#### Provided information
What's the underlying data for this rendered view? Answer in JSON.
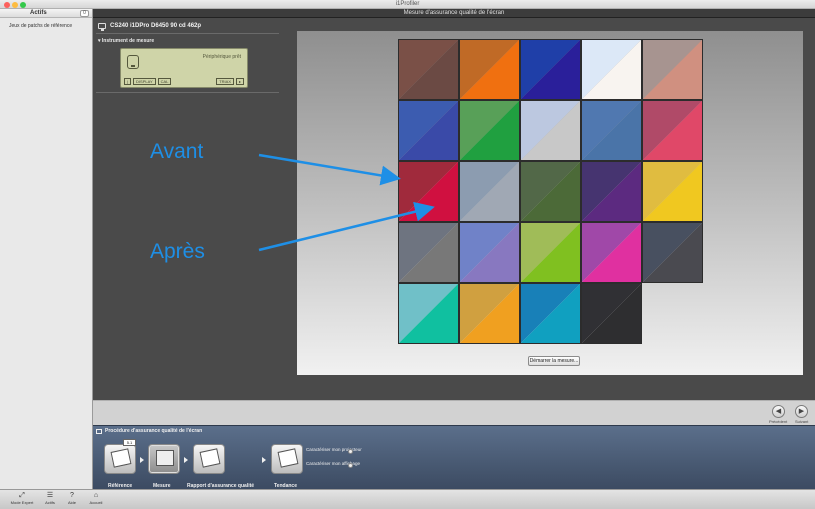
{
  "window": {
    "title": "i1Profiler"
  },
  "sidebar": {
    "tab_label": "Actifs",
    "badge": "0",
    "item": "Jeux de patchs de référence"
  },
  "header": {
    "title": "Mesure d'assurance qualité de l'écran"
  },
  "device": {
    "line": "CS240 i1DPro D6450 90 cd 462p",
    "instrument_label": "Instrument de mesure",
    "status": "Périphérique prêt",
    "lcd_buttons": [
      "DISPLAY",
      "CAL",
      "TRIAX"
    ]
  },
  "patches": [
    [
      "#7a5047",
      "#6b4a44",
      "#c06a26",
      "#f07010",
      "#1f3fa8",
      "#2a1f9a",
      "#dce8f7",
      "#f8f4f0",
      "#a79490",
      "#d09080"
    ],
    [
      "#3c5cb0",
      "#3a4aa8",
      "#58a058",
      "#20a040",
      "#bcc8e0",
      "#c8c8c8",
      "#5078b0",
      "#4a74a8",
      "#b04a68",
      "#e04868"
    ],
    [
      "#a02a3c",
      "#d01040",
      "#8c9cb0",
      "#a0a8b4",
      "#526848",
      "#4c6a38",
      "#463470",
      "#5c2a80",
      "#e0bc40",
      "#f0c820"
    ],
    [
      "#6e7480",
      "#787878",
      "#7082c8",
      "#8878c0",
      "#a0bc58",
      "#80c020",
      "#a048a8",
      "#e030a0",
      "#485060",
      "#4a4a50"
    ],
    [
      "#70c0c8",
      "#10c0a0",
      "#d0a040",
      "#f0a020",
      "#1880b8",
      "#10a0c0",
      "#303034",
      "#2e2e30",
      null,
      null
    ]
  ],
  "buttons": {
    "start": "Démarrer la mesure..."
  },
  "annotations": {
    "before": "Avant",
    "after": "Après"
  },
  "nav": {
    "previous": "Précédent",
    "next": "Suivant"
  },
  "workflow": {
    "title": "Procédure d'assurance qualité de l'écran",
    "ref_tag": "5.1",
    "steps": [
      "Référence",
      "Mesure",
      "Rapport d'assurance qualité",
      "Tendance"
    ],
    "options": [
      "Caractériser mon projecteur",
      "Caractériser mon affichage"
    ]
  },
  "toolbar": [
    "Mode Expert",
    "Actifs",
    "Aide",
    "Accueil"
  ],
  "colors": {
    "accent": "#1e8fe6",
    "workflow": "#4a5c78"
  }
}
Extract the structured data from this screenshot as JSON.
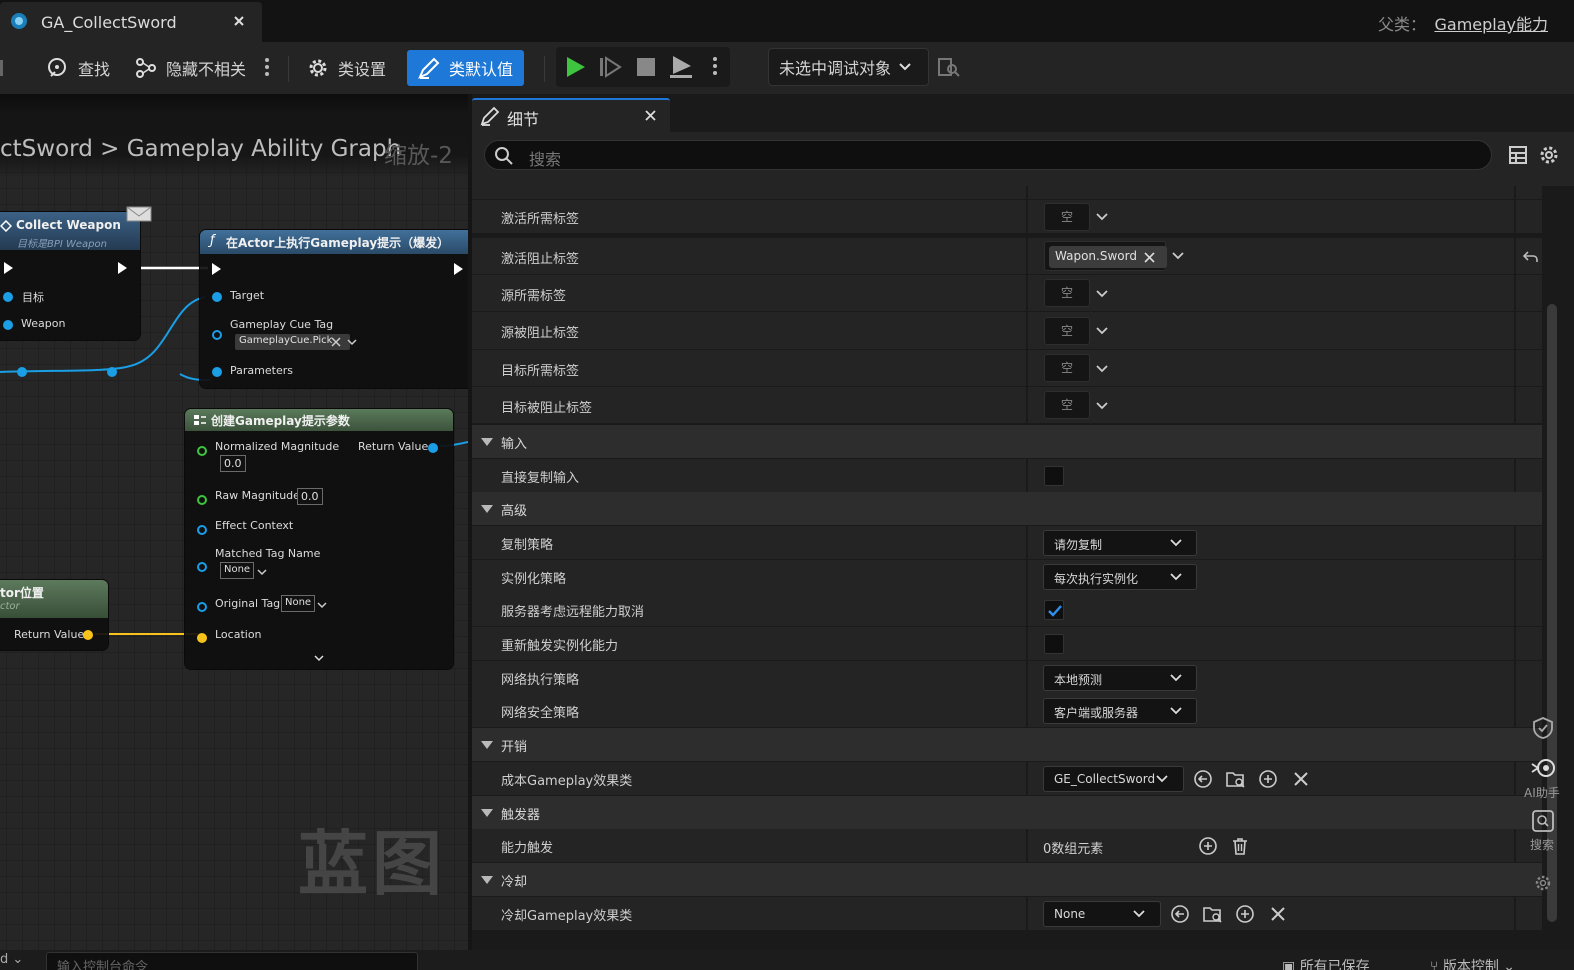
{
  "window": {
    "tab_title": "GA_CollectSword",
    "parent_label": "父类：",
    "parent_value": "Gameplay能力"
  },
  "toolbar": {
    "find": "查找",
    "hide_unrelated": "隐藏不相关",
    "class_settings": "类设置",
    "class_defaults": "类默认值",
    "debug_target": "未选中调试对象"
  },
  "graph": {
    "breadcrumb": "ctSword > Gameplay Ability Graph",
    "zoom": "缩放-2",
    "watermark": "蓝图",
    "node_collect": {
      "title": "Collect Weapon",
      "subtitle": "目标是BPI Weapon",
      "pin_target": "目标",
      "pin_weapon": "Weapon"
    },
    "node_execute": {
      "title": "在Actor上执行Gameplay提示（爆发）",
      "pin_target": "Target",
      "pin_cue_tag": "Gameplay Cue Tag",
      "cue_tag_value": "GameplayCue.Pick",
      "pin_params": "Parameters"
    },
    "node_create": {
      "title": "创建Gameplay提示参数",
      "pin_norm": "Normalized Magnitude",
      "norm_value": "0.0",
      "pin_return": "Return Value",
      "pin_raw": "Raw Magnitude",
      "raw_value": "0.0",
      "pin_effect": "Effect Context",
      "pin_matched": "Matched Tag Name",
      "matched_value": "None",
      "pin_original": "Original Tag",
      "original_value": "None",
      "pin_location": "Location"
    },
    "node_location": {
      "title": "tor位置",
      "subtitle": "ctor",
      "pin_return": "Return Value"
    }
  },
  "console": {
    "placeholder": "输入控制台命令",
    "left_label": "d",
    "saved": "所有已保存",
    "version_control": "版本控制"
  },
  "details": {
    "tab_label": "细节",
    "search_placeholder": "搜索",
    "rows": {
      "activation_required": {
        "label": "激活所需标签",
        "value": "空"
      },
      "activation_blocked": {
        "label": "激活阻止标签",
        "tag": "Wapon.Sword"
      },
      "source_required": {
        "label": "源所需标签",
        "value": "空"
      },
      "source_blocked": {
        "label": "源被阻止标签",
        "value": "空"
      },
      "target_required": {
        "label": "目标所需标签",
        "value": "空"
      },
      "target_blocked": {
        "label": "目标被阻止标签",
        "value": "空"
      },
      "cat_input": "输入",
      "direct_replicate": {
        "label": "直接复制输入",
        "checked": false
      },
      "cat_advanced": "高级",
      "replication_policy": {
        "label": "复制策略",
        "value": "请勿复制"
      },
      "instancing_policy": {
        "label": "实例化策略",
        "value": "每次执行实例化"
      },
      "server_respects_cancel": {
        "label": "服务器考虑远程能力取消",
        "checked": true
      },
      "retrigger": {
        "label": "重新触发实例化能力",
        "checked": false
      },
      "net_exec_policy": {
        "label": "网络执行策略",
        "value": "本地预测"
      },
      "net_security_policy": {
        "label": "网络安全策略",
        "value": "客户端或服务器"
      },
      "cat_costs": "开销",
      "cost_effect": {
        "label": "成本Gameplay效果类",
        "value": "GE_CollectSword"
      },
      "cat_triggers": "触发器",
      "ability_triggers": {
        "label": "能力触发",
        "value": "0数组元素"
      },
      "cat_cooldowns": "冷却",
      "cooldown_effect": {
        "label": "冷却Gameplay效果类",
        "value": "None"
      }
    }
  },
  "sidebar": {
    "ai_assistant": "AI助手",
    "search": "搜索"
  },
  "colors": {
    "accent": "#1d78d8",
    "play": "#3ec43e",
    "pin_blue": "#1a9ee6",
    "pin_yellow": "#f7c31b"
  }
}
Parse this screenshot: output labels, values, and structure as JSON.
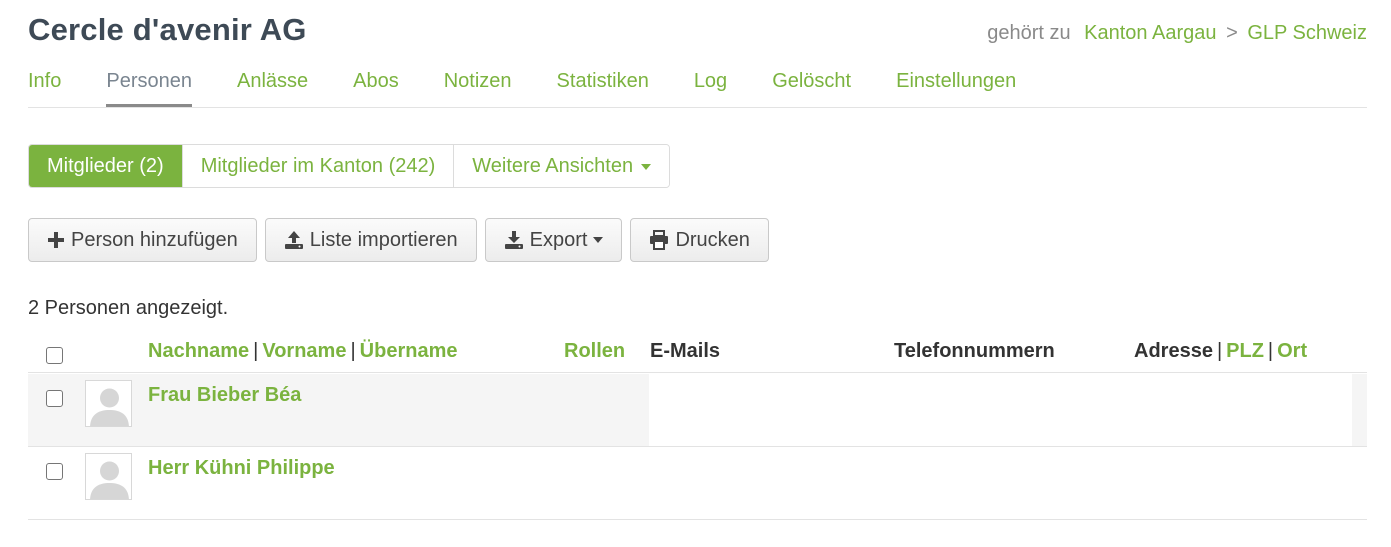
{
  "header": {
    "title": "Cercle d'avenir AG",
    "belongs_label": "gehört zu",
    "breadcrumb": [
      "Kanton Aargau",
      "GLP Schweiz"
    ],
    "breadcrumb_separator": ">"
  },
  "tabs": [
    {
      "label": "Info",
      "active": false
    },
    {
      "label": "Personen",
      "active": true
    },
    {
      "label": "Anlässe",
      "active": false
    },
    {
      "label": "Abos",
      "active": false
    },
    {
      "label": "Notizen",
      "active": false
    },
    {
      "label": "Statistiken",
      "active": false
    },
    {
      "label": "Log",
      "active": false
    },
    {
      "label": "Gelöscht",
      "active": false
    },
    {
      "label": "Einstellungen",
      "active": false
    }
  ],
  "views": [
    {
      "label": "Mitglieder (2)",
      "active": true
    },
    {
      "label": "Mitglieder im Kanton (242)",
      "active": false
    },
    {
      "label": "Weitere Ansichten",
      "active": false,
      "dropdown": true
    }
  ],
  "actions": [
    {
      "label": "Person hinzufügen",
      "icon": "plus-icon"
    },
    {
      "label": "Liste importieren",
      "icon": "upload-icon"
    },
    {
      "label": "Export",
      "icon": "download-icon",
      "dropdown": true
    },
    {
      "label": "Drucken",
      "icon": "print-icon"
    }
  ],
  "count_text": "2 Personen angezeigt.",
  "table": {
    "columns": {
      "nachname": "Nachname",
      "vorname": "Vorname",
      "uebername": "Übername",
      "rollen": "Rollen",
      "emails": "E-Mails",
      "telefon": "Telefonnummern",
      "adresse": "Adresse",
      "plz": "PLZ",
      "ort": "Ort",
      "separator": "|"
    },
    "rows": [
      {
        "name": "Frau Bieber Béa"
      },
      {
        "name": "Herr Kühni Philippe"
      }
    ]
  },
  "colors": {
    "accent": "#7bb33f",
    "title": "#3e4a56"
  }
}
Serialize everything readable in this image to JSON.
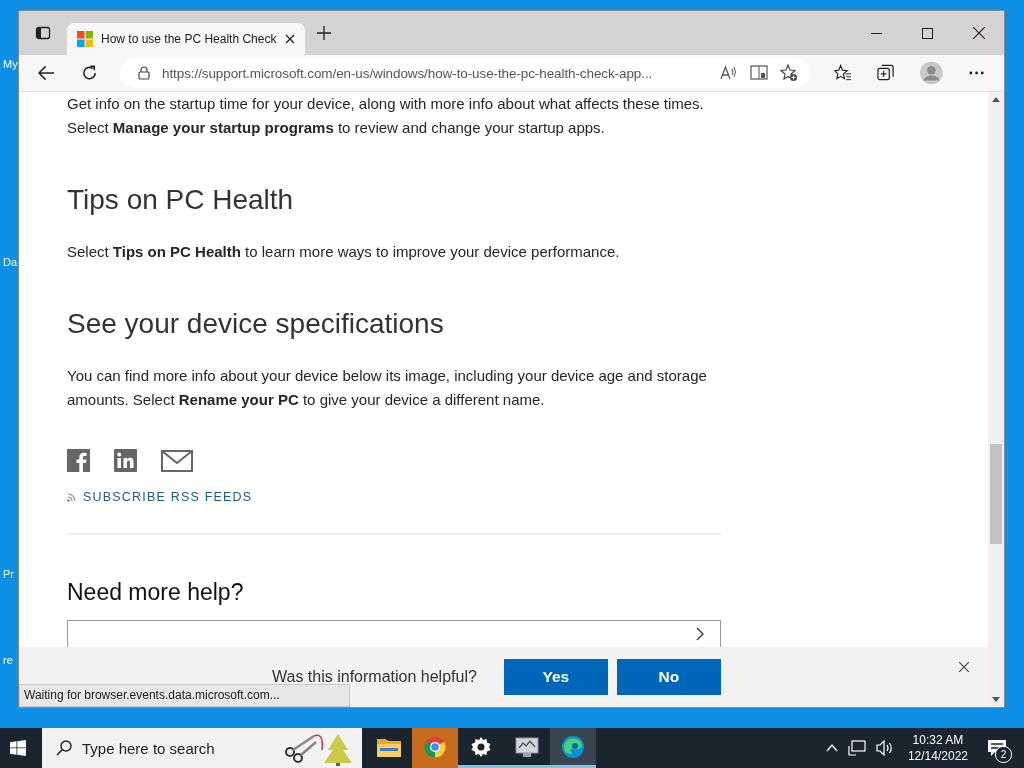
{
  "desktop": {
    "icon_labels": [
      "My",
      "Da",
      "Pr",
      "re"
    ]
  },
  "browser": {
    "tabs": [
      {
        "title": "How to use the PC Health Check",
        "selected": true
      }
    ],
    "address": "https://support.microsoft.com/en-us/windows/how-to-use-the-pc-health-check-app...",
    "status": "Waiting for browser.events.data.microsoft.com..."
  },
  "article": {
    "blocks": [
      {
        "kind": "paragraph",
        "text": "Get info on the startup time for your device, along with more info about what affects these times. Select **Manage your startup programs** to review and change your startup apps."
      },
      {
        "kind": "heading",
        "text": "Tips on PC Health"
      },
      {
        "kind": "paragraph",
        "text": "Select **Tips on PC Health** to learn more ways to improve your device performance."
      },
      {
        "kind": "heading",
        "text": "See your device specifications"
      },
      {
        "kind": "paragraph",
        "text": "You can find more info about your device below its image, including your device age and storage amounts. Select **Rename your PC** to give your device a different name."
      }
    ],
    "rss": "SUBSCRIBE RSS FEEDS",
    "help_heading": "Need more help?"
  },
  "feedback": {
    "question": "Was this information helpful?",
    "buttons": [
      "Yes",
      "No"
    ]
  },
  "taskbar": {
    "search_placeholder": "Type here to search",
    "apps": [
      {
        "kind": "folder",
        "running": false,
        "selected": false
      },
      {
        "kind": "chrome",
        "running": false,
        "selected": true
      },
      {
        "kind": "gear",
        "running": true,
        "selected": false
      },
      {
        "kind": "monitor",
        "running": true,
        "selected": false
      },
      {
        "kind": "edge",
        "running": true,
        "selected": true
      }
    ],
    "time": "10:32 AM",
    "date": "12/14/2022",
    "notification_count": "2"
  }
}
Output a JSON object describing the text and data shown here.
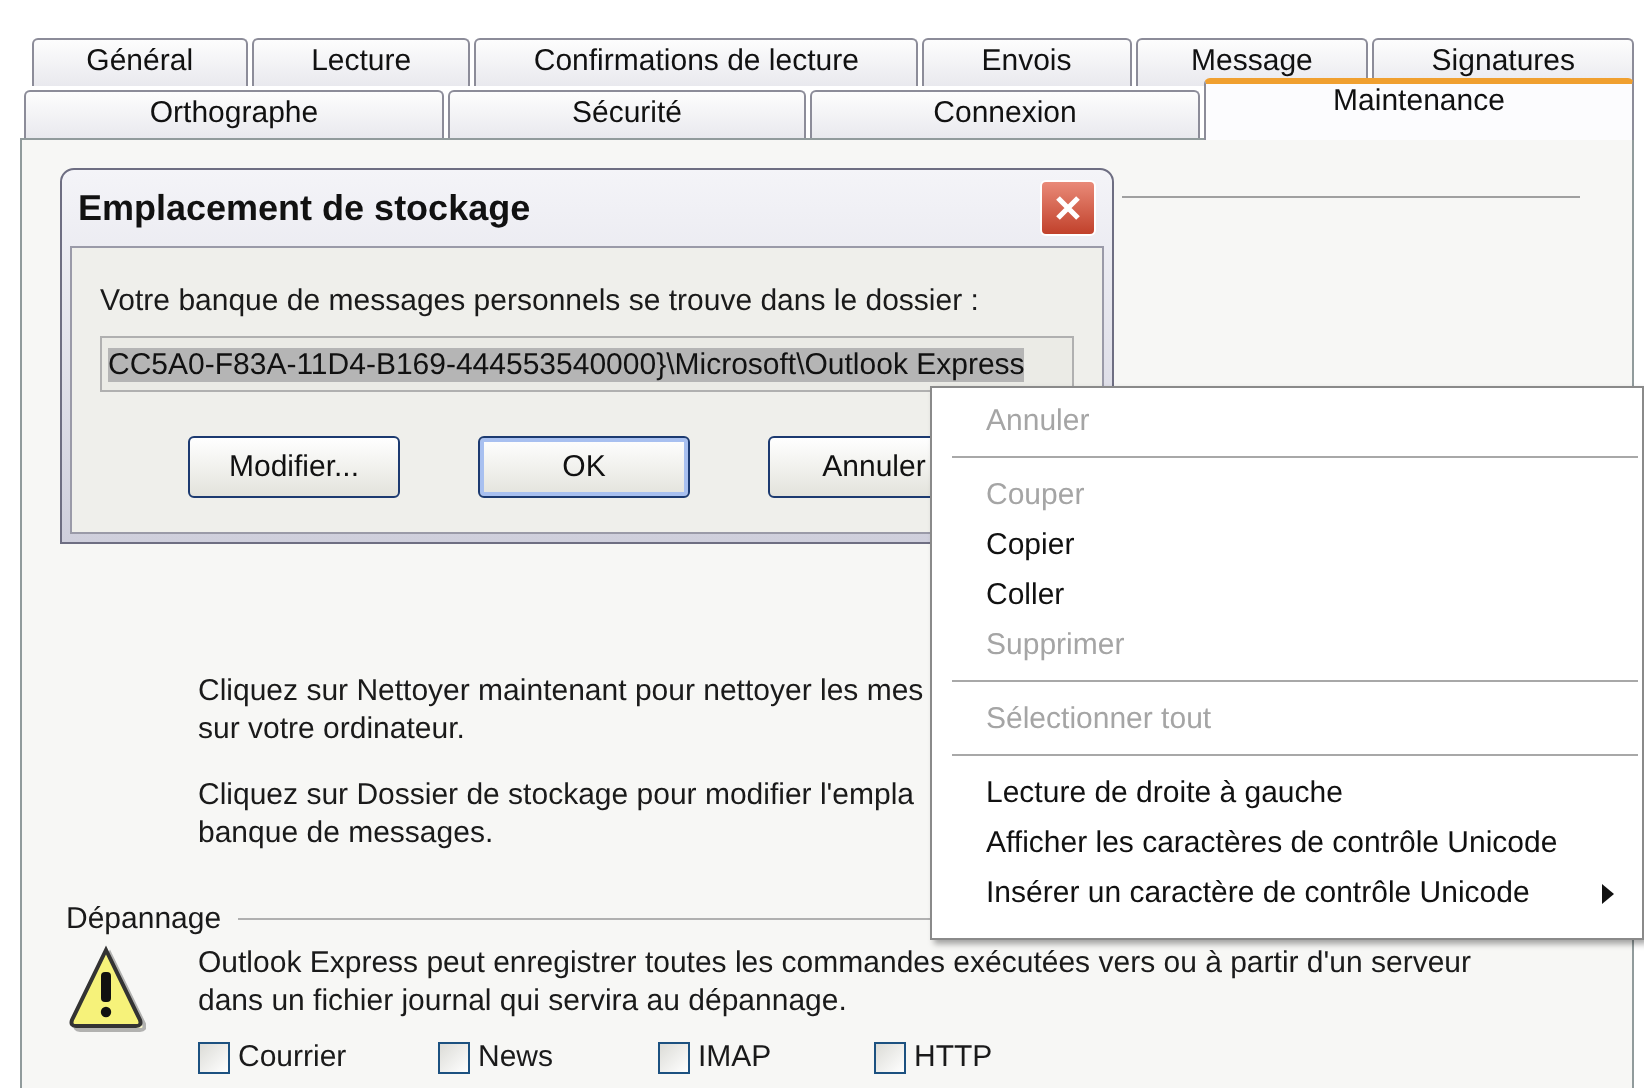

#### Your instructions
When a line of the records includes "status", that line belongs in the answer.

#### Exercise answer
    "status": "Périphérique prêt",
    "status": "Waiting for browser.events.data.microsoft.com..."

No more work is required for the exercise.